Date of this Version
Current Species Status: This species is listed as endangered. The number of individuals is unknown. However, it has undergone substantial range reduction in Kansas, Oklahoma, and Texas. It is extirpated in Kansas, and the Oklahoma population is below 300 birds. Declines have also been documented over much of the species’ range in Texas. Its status is uncertain in Coahuila, Mexico.
Habitat Requirements and Limiting Factors: The black-capped vireo occurs in mixed deciduous/evergreen shrubland. Breeding vireos use shrubby growth of irregular height and distribution with spaces between the small thickets and clumps and with vegetative cover extending to ground level. Habitat losses are occurring through development, over-browsing, and suppression and alteration of natural disturbance regimes. Cowbird nest parasitism has been drastically reducing vireo reproduction in many areas.
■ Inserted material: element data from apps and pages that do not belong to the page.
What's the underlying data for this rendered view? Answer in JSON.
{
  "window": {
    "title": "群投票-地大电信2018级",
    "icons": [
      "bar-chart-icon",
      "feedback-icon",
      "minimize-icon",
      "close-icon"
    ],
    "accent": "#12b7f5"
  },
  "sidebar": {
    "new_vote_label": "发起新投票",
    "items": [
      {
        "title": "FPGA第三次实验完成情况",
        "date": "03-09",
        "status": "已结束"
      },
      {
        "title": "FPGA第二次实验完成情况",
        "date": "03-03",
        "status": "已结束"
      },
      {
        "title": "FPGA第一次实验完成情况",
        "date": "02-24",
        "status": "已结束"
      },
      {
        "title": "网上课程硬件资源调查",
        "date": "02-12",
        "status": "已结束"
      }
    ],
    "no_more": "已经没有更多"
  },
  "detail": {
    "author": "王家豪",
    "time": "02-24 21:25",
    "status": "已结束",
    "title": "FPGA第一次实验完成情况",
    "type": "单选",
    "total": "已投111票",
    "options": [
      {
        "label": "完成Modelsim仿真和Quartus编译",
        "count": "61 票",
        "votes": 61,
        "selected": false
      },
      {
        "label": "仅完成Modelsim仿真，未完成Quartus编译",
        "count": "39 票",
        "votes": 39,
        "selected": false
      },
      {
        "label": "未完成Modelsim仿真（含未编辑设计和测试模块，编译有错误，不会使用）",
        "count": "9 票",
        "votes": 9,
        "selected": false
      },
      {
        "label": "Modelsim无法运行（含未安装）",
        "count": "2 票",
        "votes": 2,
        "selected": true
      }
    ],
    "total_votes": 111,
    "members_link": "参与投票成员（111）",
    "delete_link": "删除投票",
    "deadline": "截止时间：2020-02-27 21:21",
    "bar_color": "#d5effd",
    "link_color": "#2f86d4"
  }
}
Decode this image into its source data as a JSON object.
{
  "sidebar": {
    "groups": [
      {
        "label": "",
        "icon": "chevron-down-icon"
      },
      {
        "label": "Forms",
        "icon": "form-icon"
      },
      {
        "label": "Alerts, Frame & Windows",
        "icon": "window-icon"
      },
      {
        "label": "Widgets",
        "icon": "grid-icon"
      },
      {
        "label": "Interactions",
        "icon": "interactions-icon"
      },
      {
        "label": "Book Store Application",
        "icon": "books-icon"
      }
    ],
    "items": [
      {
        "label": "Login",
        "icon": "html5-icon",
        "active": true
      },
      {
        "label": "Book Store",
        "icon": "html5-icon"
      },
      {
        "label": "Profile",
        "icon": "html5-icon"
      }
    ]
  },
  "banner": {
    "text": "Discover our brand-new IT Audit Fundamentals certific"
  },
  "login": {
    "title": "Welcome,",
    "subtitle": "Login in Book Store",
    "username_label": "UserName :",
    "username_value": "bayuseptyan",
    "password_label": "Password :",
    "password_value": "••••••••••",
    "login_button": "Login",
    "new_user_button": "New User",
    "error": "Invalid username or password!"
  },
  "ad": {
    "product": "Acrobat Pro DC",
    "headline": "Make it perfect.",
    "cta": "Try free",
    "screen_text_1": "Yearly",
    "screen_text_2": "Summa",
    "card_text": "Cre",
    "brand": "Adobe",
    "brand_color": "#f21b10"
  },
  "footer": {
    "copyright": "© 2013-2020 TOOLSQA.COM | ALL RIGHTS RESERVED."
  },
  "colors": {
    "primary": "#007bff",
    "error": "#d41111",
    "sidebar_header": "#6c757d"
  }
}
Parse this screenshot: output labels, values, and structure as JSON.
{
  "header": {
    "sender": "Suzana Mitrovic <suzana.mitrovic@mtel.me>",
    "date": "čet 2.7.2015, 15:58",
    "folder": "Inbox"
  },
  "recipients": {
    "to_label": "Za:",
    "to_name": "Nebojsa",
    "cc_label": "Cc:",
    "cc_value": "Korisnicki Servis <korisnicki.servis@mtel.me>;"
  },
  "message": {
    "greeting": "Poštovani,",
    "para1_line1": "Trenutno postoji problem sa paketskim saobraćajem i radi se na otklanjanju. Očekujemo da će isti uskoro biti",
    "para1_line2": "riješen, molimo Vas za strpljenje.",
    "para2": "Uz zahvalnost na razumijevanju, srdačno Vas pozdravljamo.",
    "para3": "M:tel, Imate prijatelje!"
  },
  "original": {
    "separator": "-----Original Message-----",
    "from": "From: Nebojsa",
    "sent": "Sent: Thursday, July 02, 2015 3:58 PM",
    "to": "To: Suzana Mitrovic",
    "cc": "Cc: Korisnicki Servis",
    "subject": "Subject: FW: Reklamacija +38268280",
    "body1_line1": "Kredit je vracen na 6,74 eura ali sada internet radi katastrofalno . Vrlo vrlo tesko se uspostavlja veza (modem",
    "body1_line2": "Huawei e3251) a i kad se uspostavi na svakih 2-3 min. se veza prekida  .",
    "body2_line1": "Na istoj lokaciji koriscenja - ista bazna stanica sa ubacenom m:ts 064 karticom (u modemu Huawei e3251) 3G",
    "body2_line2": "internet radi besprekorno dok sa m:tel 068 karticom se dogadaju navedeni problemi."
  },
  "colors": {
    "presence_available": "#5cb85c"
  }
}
Recovery Objective: Downlisting
Recovery Criteria: All existing populations are to be protected and stabilized; and at least one viable breeding population (of at least 500 to 1,000 breeding pairs each) should exist in each of six regions, including one in Oklahoma, one in Mexico, and four in Texas; and sufficient and sustainable area should exist to support the birds when they are on their winter range; and all of the previously mentioned criteria should have been maintained for at least 5 consecutive years and assurance should exist that they will continue to be maintained. Threats from habitat loss, cowbird parasitism, and other factors will need to be resolved. Actions Needed: 1. Additional surveys.
2. Clarify population size, area requirements, and location needs for viable populations.
3. Maintain viable populations in target areas.
4. Conduct research On species’ biology, habitat needs and management, threats, and winter range.
5. Eliminate threats from cowbird nest parasitism, habitat deterioration, and other agents.
6. Develop and conduct a program for monitoring the vireo’s status.